Locate every line in the records below that contains the word "create", and copy each one.

━━━ DATA SHOWN

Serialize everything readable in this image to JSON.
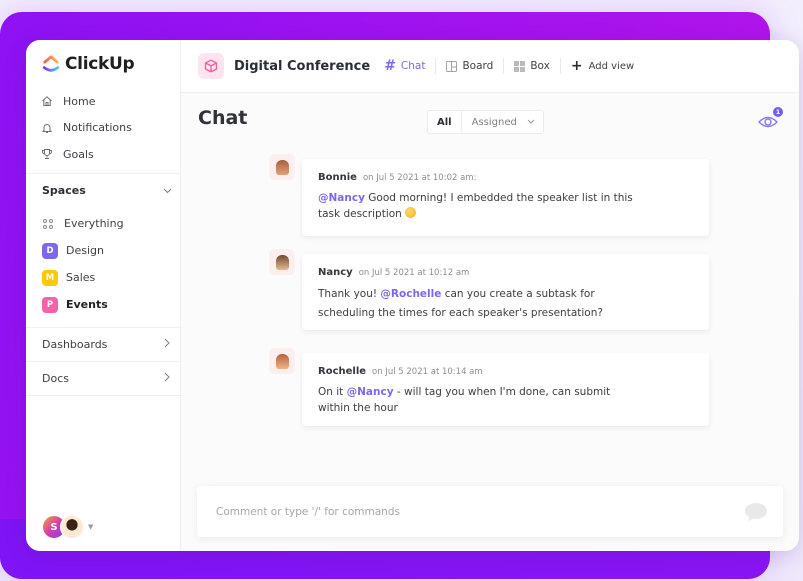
{
  "app": {
    "name": "ClickUp"
  },
  "colors": {
    "accent": "#7b68ee",
    "background_gradient": [
      "#8d12f4",
      "#b816e8"
    ]
  },
  "sidebar": {
    "nav": [
      {
        "label": "Home",
        "icon": "home-icon"
      },
      {
        "label": "Notifications",
        "icon": "bell-icon"
      },
      {
        "label": "Goals",
        "icon": "trophy-icon"
      }
    ],
    "spaces_label": "Spaces",
    "everything_label": "Everything",
    "spaces": [
      {
        "initial": "D",
        "label": "Design",
        "color": "#7b68ee"
      },
      {
        "initial": "M",
        "label": "Sales",
        "color": "#ffc800"
      },
      {
        "initial": "P",
        "label": "Events",
        "color": "#f562a9",
        "active": true
      }
    ],
    "dashboards_label": "Dashboards",
    "docs_label": "Docs",
    "user_initial": "S"
  },
  "header": {
    "project_title": "Digital Conference",
    "views": [
      {
        "label": "Chat",
        "icon": "hash-icon",
        "active": true
      },
      {
        "label": "Board",
        "icon": "board-icon"
      },
      {
        "label": "Box",
        "icon": "box-grid-icon"
      }
    ],
    "add_view_label": "Add view"
  },
  "chat": {
    "title": "Chat",
    "filters": {
      "all": "All",
      "assigned": "Assigned"
    },
    "watchers_count": "1",
    "messages": [
      {
        "author": "Bonnie",
        "time": "on Jul 5 2021 at 10:02 am:",
        "mention": "@Nancy",
        "before": "",
        "after": " Good morning! I embedded the speaker list in this task description",
        "emoji": "slightly-smiling-face"
      },
      {
        "author": "Nancy",
        "time": "on Jul 5 2021 at 10:12 am",
        "before": "Thank you! ",
        "mention": "@Rochelle",
        "after": " can you create a subtask for scheduling the times for each speaker's presentation?"
      },
      {
        "author": "Rochelle",
        "time": "on Jul 5 2021 at 10:14 am",
        "before": "On it ",
        "mention": "@Nancy",
        "after": " - will tag you when I'm done, can submit within the hour"
      }
    ],
    "composer_placeholder": "Comment or type '/' for commands"
  }
}
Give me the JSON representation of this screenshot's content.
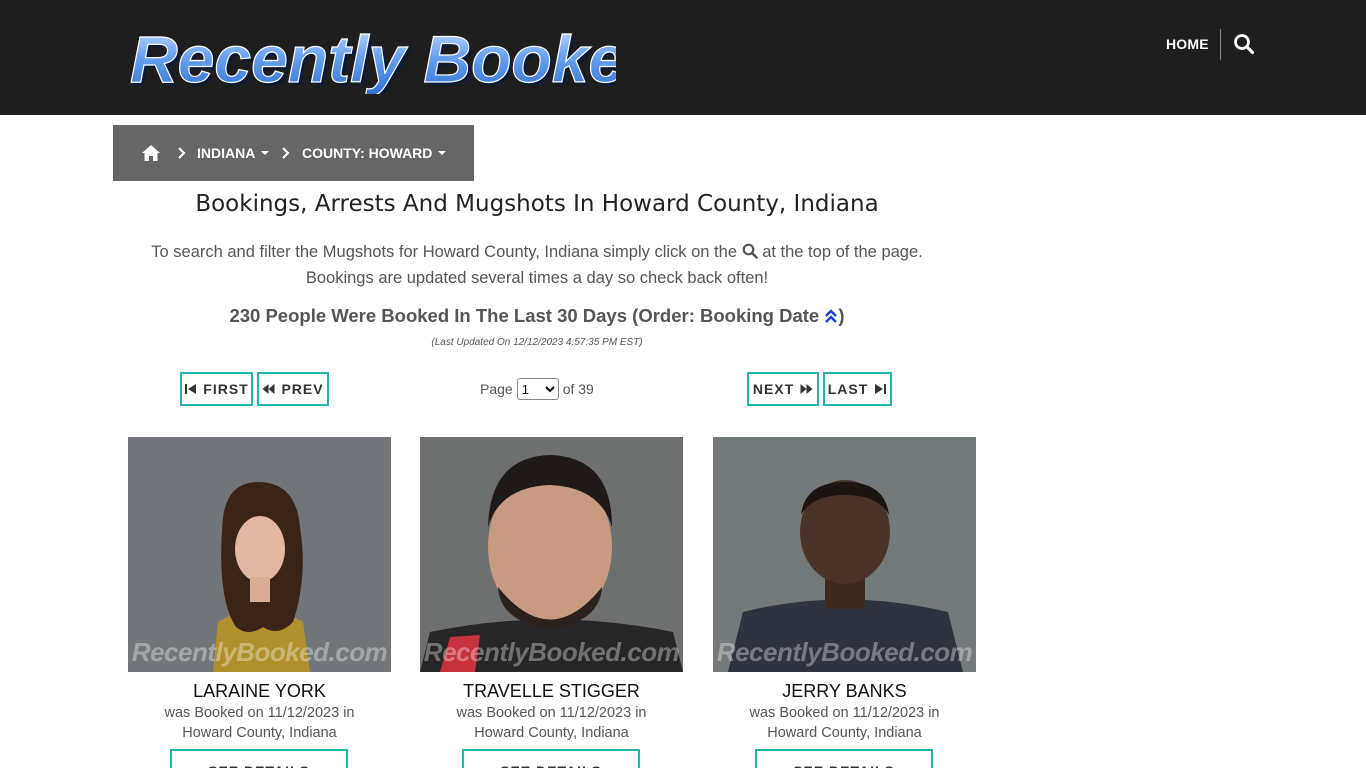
{
  "header": {
    "logo_text": "Recently Booked",
    "nav_home": "HOME"
  },
  "breadcrumb": {
    "state": "INDIANA",
    "county": "COUNTY: HOWARD"
  },
  "main": {
    "title": "Bookings, Arrests And Mugshots In Howard County, Indiana",
    "intro_part1": "To search and filter the Mugshots for Howard County, Indiana simply click on the",
    "intro_part2": "at the top of the page.",
    "intro_line2": "Bookings are updated several times a day so check back often!",
    "count_text": "230 People Were Booked In The Last 30 Days (Order: Booking Date",
    "count_close": ")",
    "last_updated": "(Last Updated On 12/12/2023 4:57:35 PM EST)"
  },
  "pagination": {
    "first": "FIRST",
    "prev": "PREV",
    "next": "NEXT",
    "last": "LAST",
    "page_label": "Page",
    "current_page": "1",
    "of_label": "of 39"
  },
  "bookings": [
    {
      "name": "LARAINE YORK",
      "booked_line1": "was Booked on 11/12/2023 in",
      "booked_line2": "Howard County, Indiana",
      "details_label": "SEE DETAILS",
      "watermark": "RecentlyBooked.com"
    },
    {
      "name": "TRAVELLE STIGGER",
      "booked_line1": "was Booked on 11/12/2023 in",
      "booked_line2": "Howard County, Indiana",
      "details_label": "SEE DETAILS",
      "watermark": "RecentlyBooked.com"
    },
    {
      "name": "JERRY BANKS",
      "booked_line1": "was Booked on 11/12/2023 in",
      "booked_line2": "Howard County, Indiana",
      "details_label": "SEE DETAILS",
      "watermark": "RecentlyBooked.com"
    }
  ],
  "colors": {
    "header_bg": "#1e1e1e",
    "breadcrumb_bg": "#666666",
    "button_border": "#22b5ac",
    "logo_blue": "#4f8fe6",
    "sort_icon": "#1a3fd6"
  },
  "icons": {
    "nav_search": "search-icon",
    "breadcrumb_home": "home-icon",
    "breadcrumb_separator": "chevron-right-icon",
    "sort": "double-chevron-up-icon",
    "first": "skip-back-icon",
    "prev": "rewind-icon",
    "next": "fast-forward-icon",
    "last": "skip-forward-icon"
  }
}
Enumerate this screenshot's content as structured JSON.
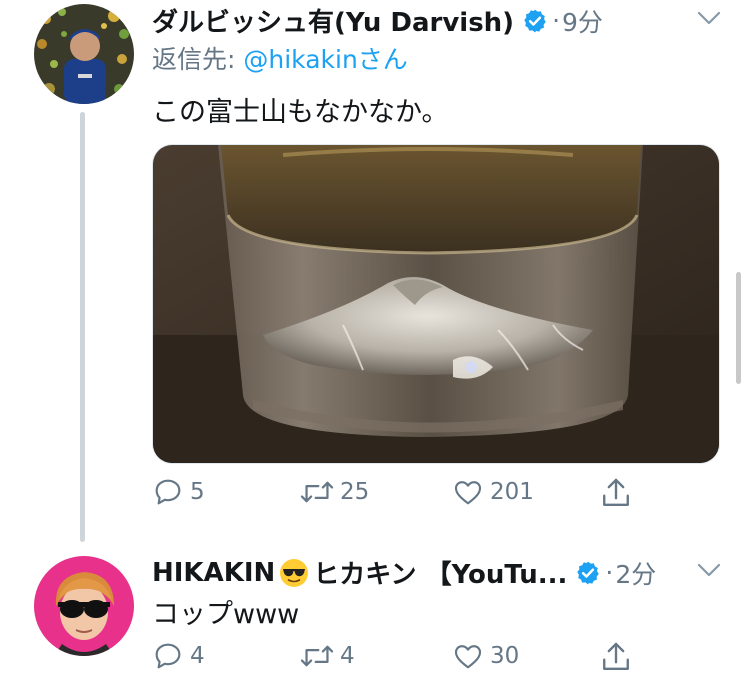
{
  "tweets": [
    {
      "author_name": "ダルビッシュ有(Yu Darvish)",
      "verified": true,
      "separator": "·",
      "time": "9分",
      "reply_label": "返信先:",
      "reply_handle": "@hikakinさん",
      "text": "この富士山もなかなか。",
      "has_media": true,
      "actions": {
        "replies": "5",
        "retweets": "25",
        "likes": "201"
      }
    },
    {
      "author_name_part1": "HIKAKIN",
      "author_name_part2": "ヒカキン 【YouTu...",
      "verified": true,
      "separator": "·",
      "time": "2分",
      "text": "コップwww",
      "actions": {
        "replies": "4",
        "retweets": "4",
        "likes": "30"
      }
    }
  ],
  "colors": {
    "verified_blue": "#1da1f2",
    "link_blue": "#1da1f2",
    "meta_gray": "#657786",
    "thread_line": "#cdd4da",
    "hikakin_avatar_bg": "#e8318a"
  },
  "icons": [
    "verified-badge-icon",
    "chevron-down-icon",
    "reply-icon",
    "retweet-icon",
    "like-icon",
    "share-icon",
    "sunglasses-emoji-icon"
  ]
}
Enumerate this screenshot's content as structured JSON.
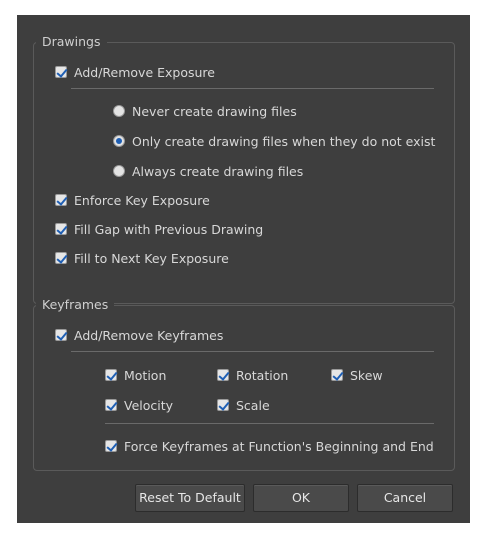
{
  "drawings": {
    "title": "Drawings",
    "add_remove_exposure": {
      "label": "Add/Remove Exposure",
      "checked": true
    },
    "radio_options": [
      {
        "label": "Never create drawing files",
        "selected": false
      },
      {
        "label": "Only create drawing files when they do not exist",
        "selected": true
      },
      {
        "label": "Always create drawing files",
        "selected": false
      }
    ],
    "enforce_key_exposure": {
      "label": "Enforce Key Exposure",
      "checked": true
    },
    "fill_gap": {
      "label": "Fill Gap with Previous Drawing",
      "checked": true
    },
    "fill_next_key": {
      "label": "Fill to Next Key Exposure",
      "checked": true
    }
  },
  "keyframes": {
    "title": "Keyframes",
    "add_remove_keyframes": {
      "label": "Add/Remove Keyframes",
      "checked": true
    },
    "options": {
      "motion": {
        "label": "Motion",
        "checked": true
      },
      "rotation": {
        "label": "Rotation",
        "checked": true
      },
      "skew": {
        "label": "Skew",
        "checked": true
      },
      "velocity": {
        "label": "Velocity",
        "checked": true
      },
      "scale": {
        "label": "Scale",
        "checked": true
      }
    },
    "force_keyframes": {
      "label": "Force Keyframes at Function's Beginning and End",
      "checked": true
    }
  },
  "buttons": {
    "reset": "Reset To Default",
    "ok": "OK",
    "cancel": "Cancel"
  },
  "colors": {
    "dialog_bg": "#3e3e3e",
    "accent_check": "#1f5fb4"
  }
}
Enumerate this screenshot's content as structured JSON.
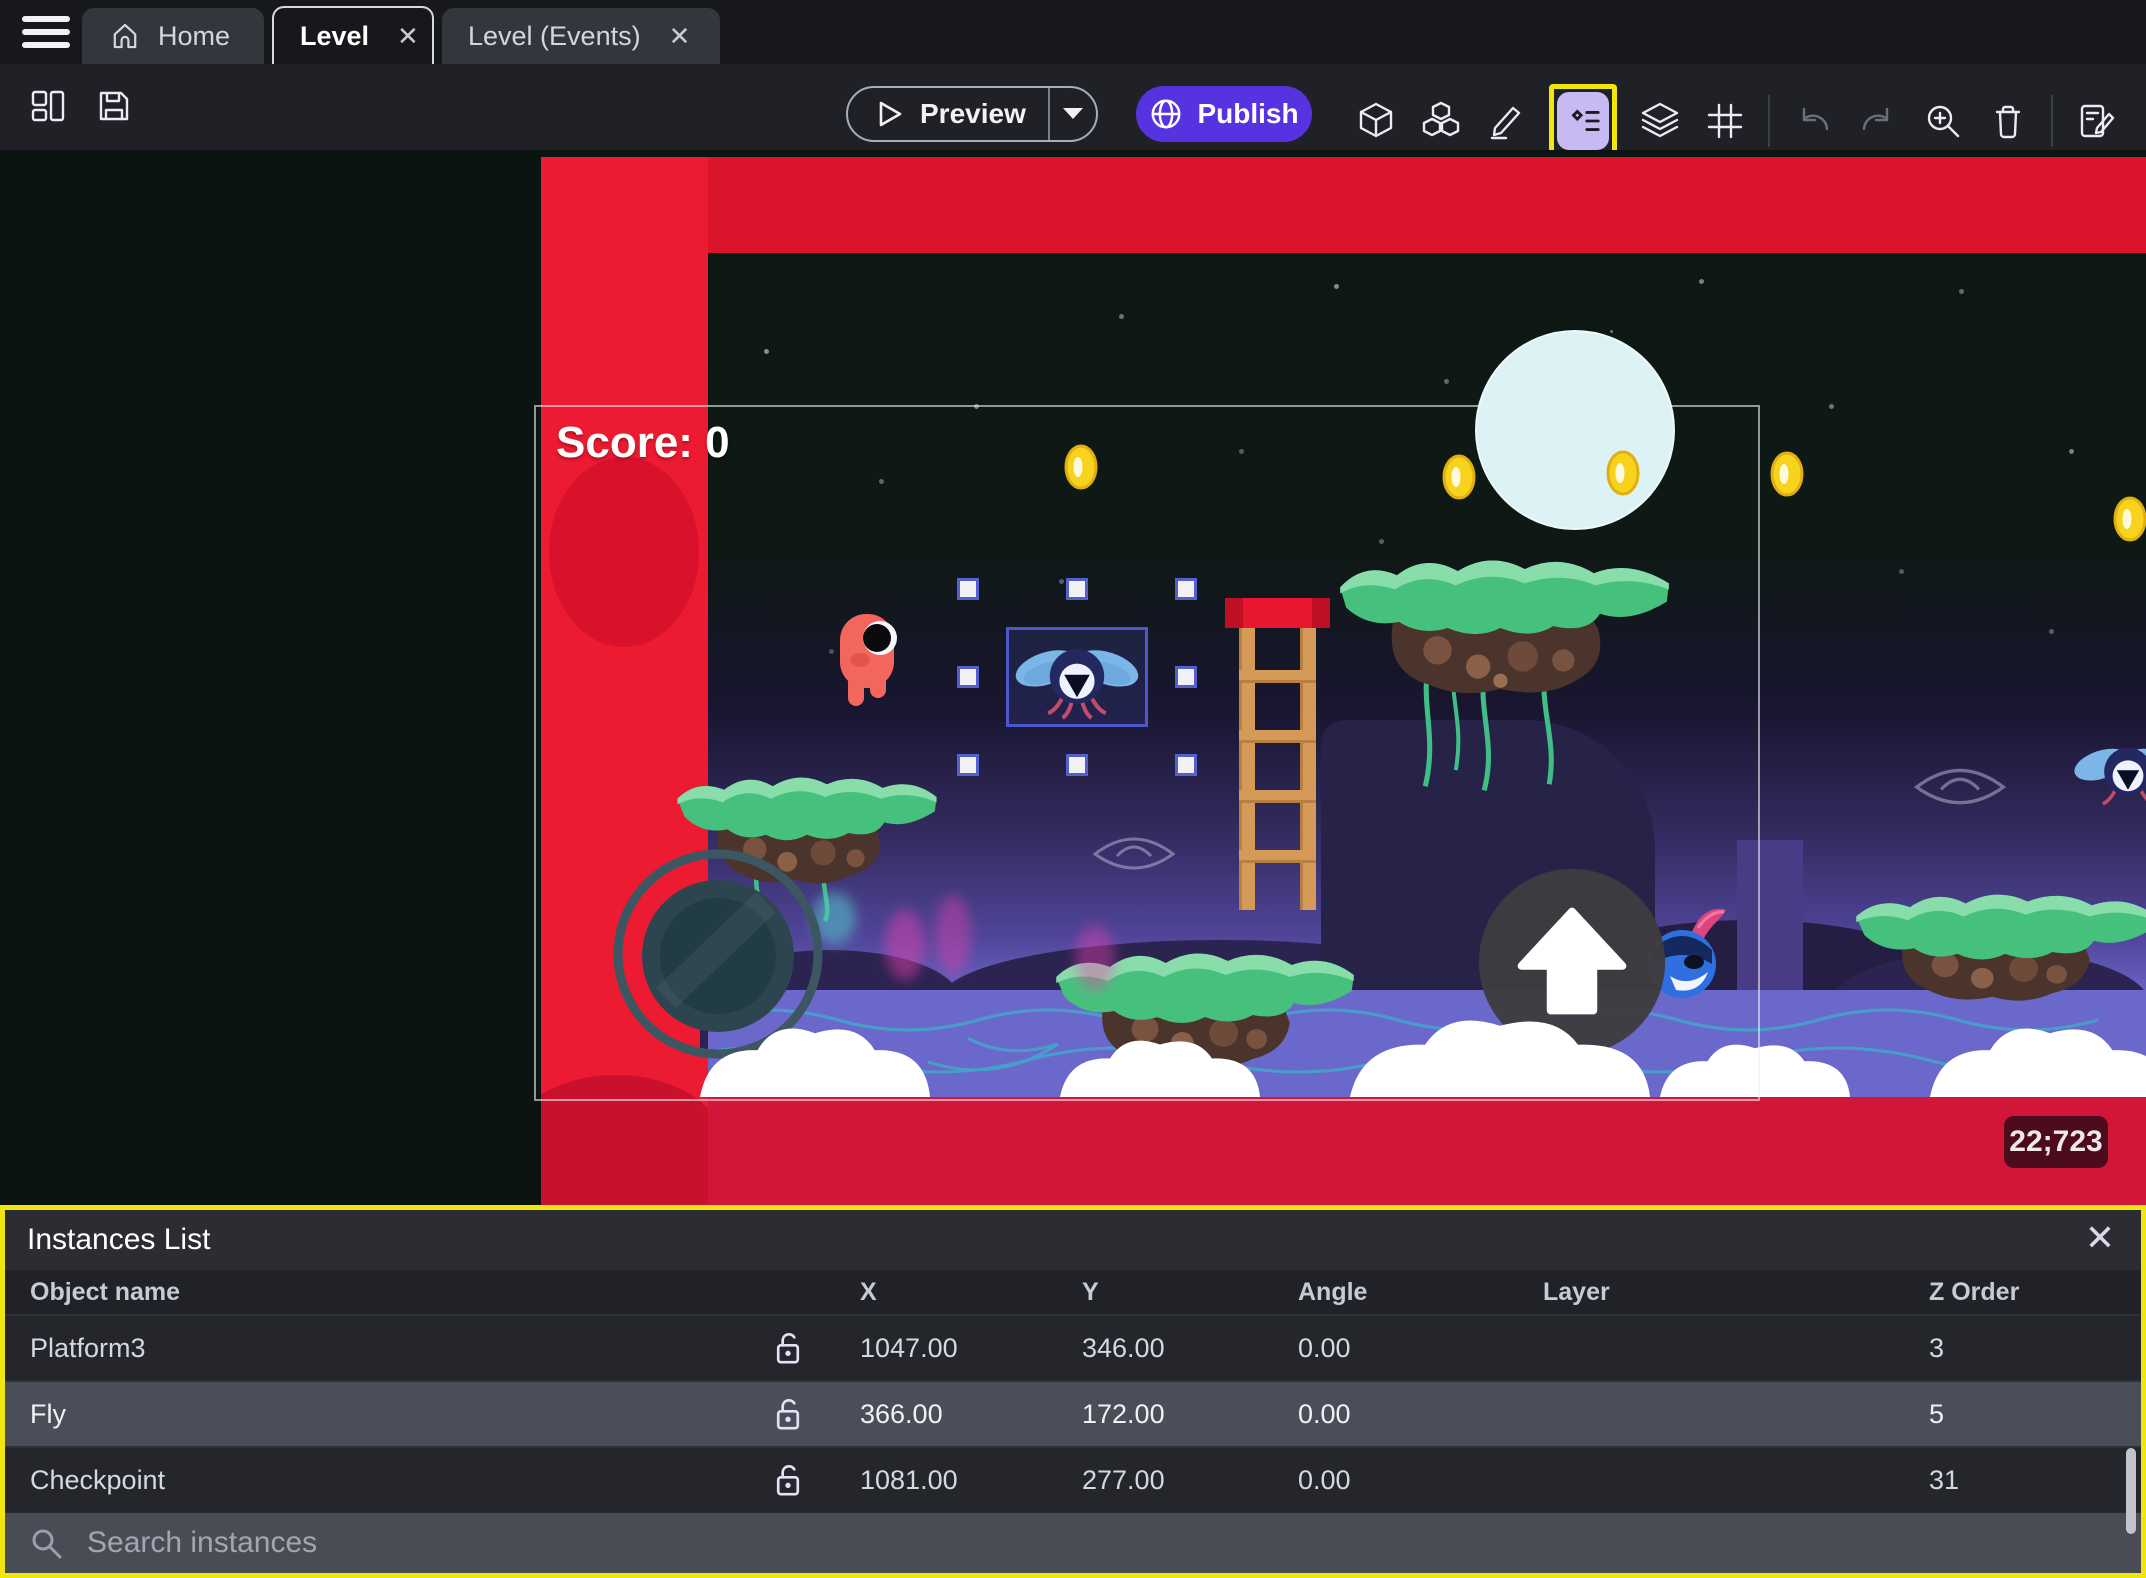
{
  "tab_bar": {
    "close_glyph": "✕",
    "tabs": [
      {
        "label": "Home"
      },
      {
        "label": "Level"
      },
      {
        "label": "Level (Events)"
      }
    ]
  },
  "toolbar": {
    "preview_label": "Preview",
    "publish_label": "Publish"
  },
  "canvas": {
    "score_text": "Score: 0",
    "coordinate_badge": "22;723"
  },
  "instances_panel": {
    "title": "Instances List",
    "close_glyph": "✕",
    "columns": [
      "Object name",
      "X",
      "Y",
      "Angle",
      "Layer",
      "Z Order"
    ],
    "rows": [
      {
        "name": "Platform3",
        "x": "1047.00",
        "y": "346.00",
        "angle": "0.00",
        "layer": "",
        "z_order": "3",
        "selected": false
      },
      {
        "name": "Fly",
        "x": "366.00",
        "y": "172.00",
        "angle": "0.00",
        "layer": "",
        "z_order": "5",
        "selected": true
      },
      {
        "name": "Checkpoint",
        "x": "1081.00",
        "y": "277.00",
        "angle": "0.00",
        "layer": "",
        "z_order": "31",
        "selected": false
      }
    ],
    "search_placeholder": "Search instances"
  },
  "colors": {
    "accent_purple": "#5632e0",
    "highlight_yellow": "#f2e70c",
    "selection_blue": "#5560cf",
    "red_stripe": "#ec1b31",
    "panel_background": "#2b2d33"
  }
}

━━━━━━

FINISHED TASK ->
        "after": " can you create a subtask for scheduling the times for each speaker's presentation?"
        "label": "Never create drawing files",
        "label": "Only create drawing files when they do not exist",
        "label": "Always create drawing files",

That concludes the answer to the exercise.